Erb and Grandall were not available for comment as of press time, but the Becker County Sheriff's Office is using the incident as an example, reminding ice fishermen and others using the ice recreationally that it's never safe to assume the ice won't break.

"We try to remind people all the time that the ice conditions can vary at all times on any given lake," said Sheriff Todd Glander.

Even previously-safe areas with thick enough ice are subject to change based on weather, currents, springs, and other factors; and, travelling on the ice in the dark can add another layer of danger to the sport.

Gary "Seal" Thompson, the owner of Tri-State Diving, is the man who will now oversee the job of pulling that Suburban from the icy lake. He says most of the vehicles and fish houses his crew is tasked with pulling out of lakes go in after dark, when it's harder for drivers to see they're getting too close to thin ice, like areas near river channels.

Thompson says areas closer to shore are also risky because heat can be drawn from the ground and thin the ice. Cattails and weeds may affect how the ice freezes, making it less stable.

It's tough to say what caused the well-traveled path on Little Detroit Lake to thin enough to send a vehicle through, particularly with the cold front that recently blew in and made fishers think the ice was thick enough to drive on, but it just goes to show that the warnings are true: the ice is never 100 percent safe.

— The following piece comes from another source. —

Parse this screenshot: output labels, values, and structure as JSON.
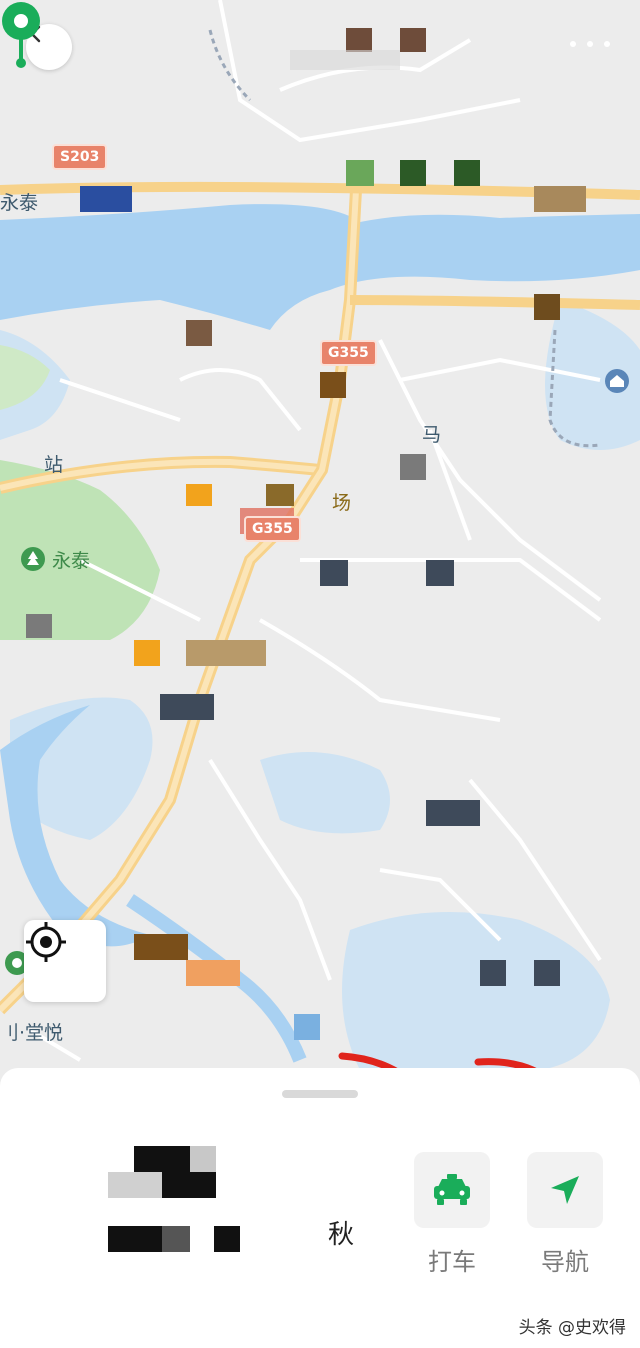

The vehicle isn't the first to go through ice in the area this year either--and statistics say it probably won't be the last. Thompson says his crew has taken out six vehicles and/or fish houses so far, and there are still four more submerged that they need to extract. But if 10 sounds like a lot of incidents, Thompson says last year they pulled out 20-some during the ice fishing season and, the year before, it was 27.

"We'll see what happens in the next two or three months," said Thompson when asked if this would be a bad year for ice mishaps because of the unseasonably warm start to the season.

Of course, the goal is to have zero more incidents--Thompson and his crew have enough work to do getting the Suburban out of Little Detroit Lake, which he says they will get working on in a week or so when the weather gets above zero degrees.

Using precaution

According to the Minnesota DNR, there are a few things those on the ice can do to minimize risk and increase chances of survival if they do happen to go through the ice:

• Avoid driving on ice at night, as it can be difficult to see open water.

• When driving on ice, windows of the vehicle should be down and doors partially open to avoid becoming trapped in the event the vehicle does fall through.

• Carry two, large nails to use as ice picks to pull yourself out if you fall through.

For more information, check out the MN DNR website.